What will Iran do if Trump scraps the deal? What will Israel do in response to Iran’s response?

What Netanyahu revealed was amazing, and also somewhat disappointing.

He told us that Iran is lying.

He proved that the official Iranian position was based on a pile of untruths.

Did we not know?

Netanyahu did not have a smoking gun. It’s disappointing but should be acknowledged. So, if you are still in the business of believing the Iranians — oh, they lied for three decades, they lied up until mid-2015, but now they are telling the truth and nothing but the truth — I would urge you to stay away from banks, insurance companies and flea markets. You are clearly easy prey for con artists. Still, Netanyahu can’t show you evidence that they are lying now. Or maybe he can:

Netanyahu did prove that Iran is still lying about its dishonest past. What he didn’t prove is that it’s lying about the present.

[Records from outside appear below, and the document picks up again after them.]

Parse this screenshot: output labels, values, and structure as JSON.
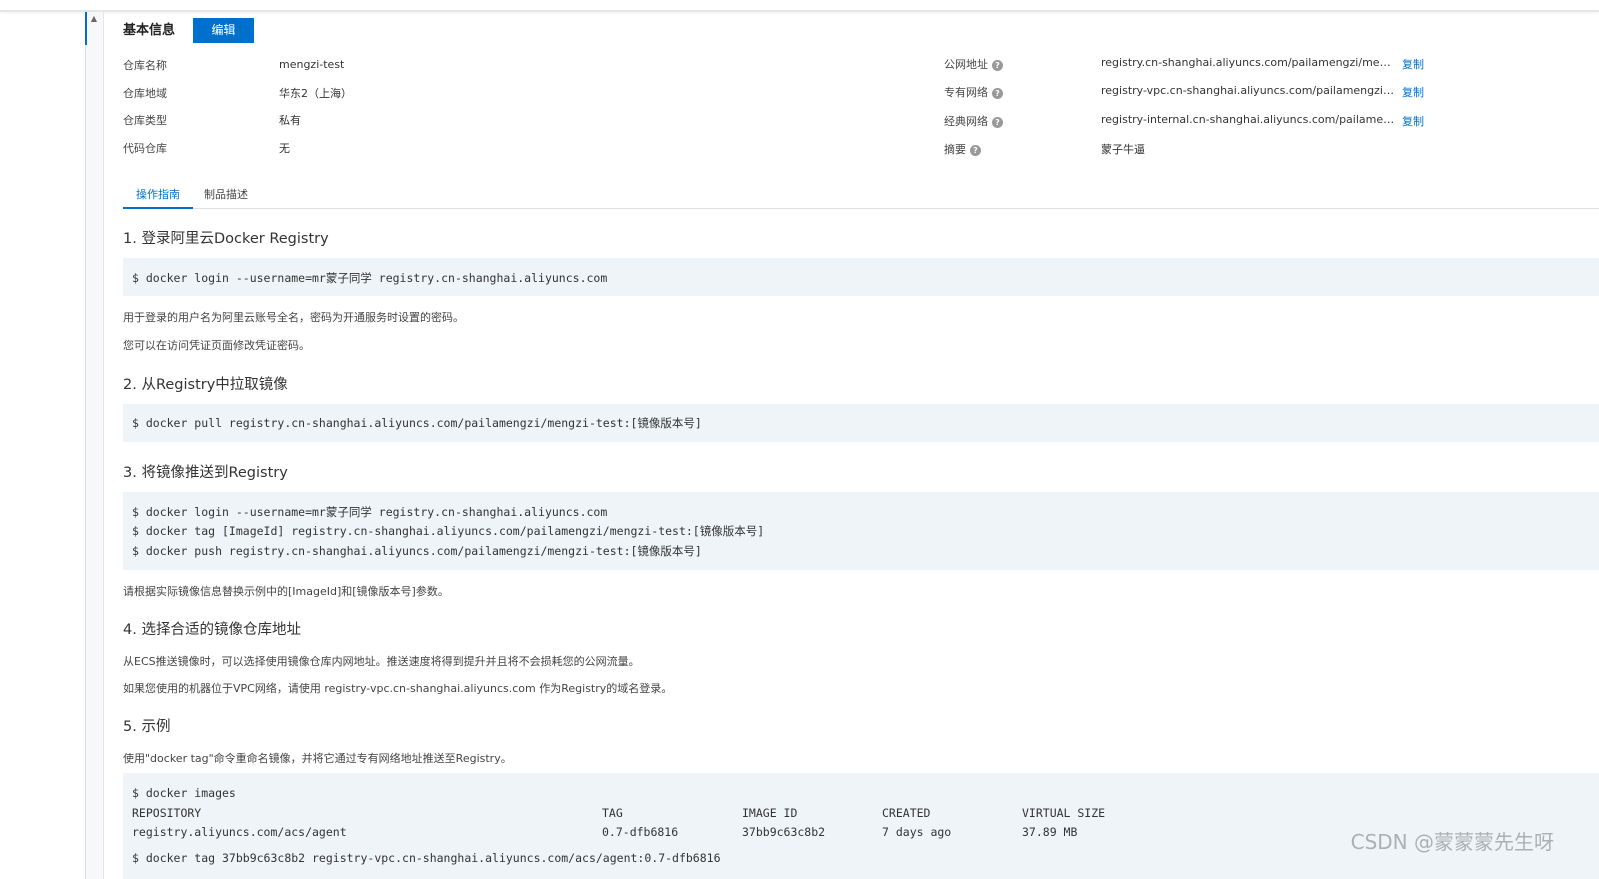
{
  "colors": {
    "accent": "#0070cc",
    "code_background": "#eef4f8",
    "gutter_background": "#f7f8fa"
  },
  "basic_info": {
    "title": "基本信息",
    "edit_label": "编辑",
    "rows": [
      {
        "label": "仓库名称",
        "value": "mengzi-test"
      },
      {
        "label": "仓库地域",
        "value": "华东2（上海）"
      },
      {
        "label": "仓库类型",
        "value": "私有"
      },
      {
        "label": "代码仓库",
        "value": "无"
      }
    ],
    "address_rows": [
      {
        "label": "公网地址",
        "value": "registry.cn-shanghai.aliyuncs.com/pailamengzi/mengzi-test",
        "copy": "复制"
      },
      {
        "label": "专有网络",
        "value": "registry-vpc.cn-shanghai.aliyuncs.com/pailamengzi/mengzi-test",
        "copy": "复制"
      },
      {
        "label": "经典网络",
        "value": "registry-internal.cn-shanghai.aliyuncs.com/pailamengzi/mengzi-test",
        "copy": "复制"
      }
    ],
    "summary": {
      "label": "摘要",
      "value": "蒙子牛逼"
    }
  },
  "tabs": {
    "guide": "操作指南",
    "description": "制品描述"
  },
  "guide": {
    "step1": {
      "heading": "1. 登录阿里云Docker Registry",
      "code": [
        "$ docker login --username=mr蒙子同学 registry.cn-shanghai.aliyuncs.com"
      ],
      "notes": [
        "用于登录的用户名为阿里云账号全名，密码为开通服务时设置的密码。",
        "您可以在访问凭证页面修改凭证密码。"
      ]
    },
    "step2": {
      "heading": "2. 从Registry中拉取镜像",
      "code": [
        "$ docker pull registry.cn-shanghai.aliyuncs.com/pailamengzi/mengzi-test:[镜像版本号]"
      ]
    },
    "step3": {
      "heading": "3. 将镜像推送到Registry",
      "code": [
        "$ docker login --username=mr蒙子同学 registry.cn-shanghai.aliyuncs.com",
        "$ docker tag [ImageId] registry.cn-shanghai.aliyuncs.com/pailamengzi/mengzi-test:[镜像版本号]",
        "$ docker push registry.cn-shanghai.aliyuncs.com/pailamengzi/mengzi-test:[镜像版本号]"
      ],
      "note": "请根据实际镜像信息替换示例中的[ImageId]和[镜像版本号]参数。"
    },
    "step4": {
      "heading": "4. 选择合适的镜像仓库地址",
      "notes": [
        "从ECS推送镜像时，可以选择使用镜像仓库内网地址。推送速度将得到提升并且将不会损耗您的公网流量。",
        "如果您使用的机器位于VPC网络，请使用 registry-vpc.cn-shanghai.aliyuncs.com 作为Registry的域名登录。"
      ]
    },
    "step5": {
      "heading": "5. 示例",
      "note": "使用\"docker tag\"命令重命名镜像，并将它通过专有网络地址推送至Registry。",
      "command": "$ docker images",
      "table_headers": [
        "REPOSITORY",
        "TAG",
        "IMAGE ID",
        "CREATED",
        "VIRTUAL SIZE"
      ],
      "table_row": [
        "registry.aliyuncs.com/acs/agent",
        "0.7-dfb6816",
        "37bb9c63c8b2",
        "7 days ago",
        "37.89 MB"
      ],
      "next_command": "$ docker tag 37bb9c63c8b2 registry-vpc.cn-shanghai.aliyuncs.com/acs/agent:0.7-dfb6816"
    }
  },
  "watermark": "CSDN @蒙蒙蒙先生呀"
}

Israeli Prime minister Benjamin Netanyahu speaks during a news conference at the Ministry of Defence in Tel Aviv, Israel, April 30, 2018. REUTERS/ Amir Cohen

What Netanyahu revealed was amazing, and also somewhat disappointing.

If one wants to be suspicious of Netanyahu’s motive, it’s not impossible to do. The speech was made on the first day of the summer session of the Knesset, the Israeli parliament. Netanyahu stole the show. While other politicians were dealing with petty maneuvers, he presented himself as a man of action, determination and big things.

If he has no choice but to call for early elections — because the coalition can’t compromise on issues such as drafting the ultra-Orthodox, or the conversion bill, or the Supreme Court bill — he now will do it as statesman. If his coalition partners were toying with idea of testing his power, they now will have to reconsider.

These are tense days in Israel. Pundits and politicians rush to the microphones to calm down the public, which of course has the opposite effect. If times were truly calm, there would be no need for such appearances.

Remember Israel Independence Day? It was just a week ago. Remember Passover? Four weeks ago. May is here, and with it a mountain of worries:

Will moving the U.S. Embassy to Jerusalem, a positive and welcome decision by Trump, ignite protest and violence?

Is Israel ready for the main show in Gaza on Nakba (Palestinians’ Day of Catastrophe) in mid-May, when thousands likely will again attempt to cross the border?

What will the president decide to do with the Iran deal, and what will be the repercussions of his decision?

How will Tehran and Damascus respond to attacks on sites in Syria? What will Iran do if Trump scraps the deal? What will Israel do in response to Iran’s response?

If you are just an observer, you should fasten a metaphorical seat belt as you prepare to watch a possibly dramatic show. If you live in Israel, fastening a seat belt is less an expression and more a statement of sober fact: Fastening a seat belt is what you do to save lives.

Shmuel Rosner is senior political editor. For more analysis of Israeli and international politics, visit Rosner’s Domain at jewishjournal.com/rosnersdomain.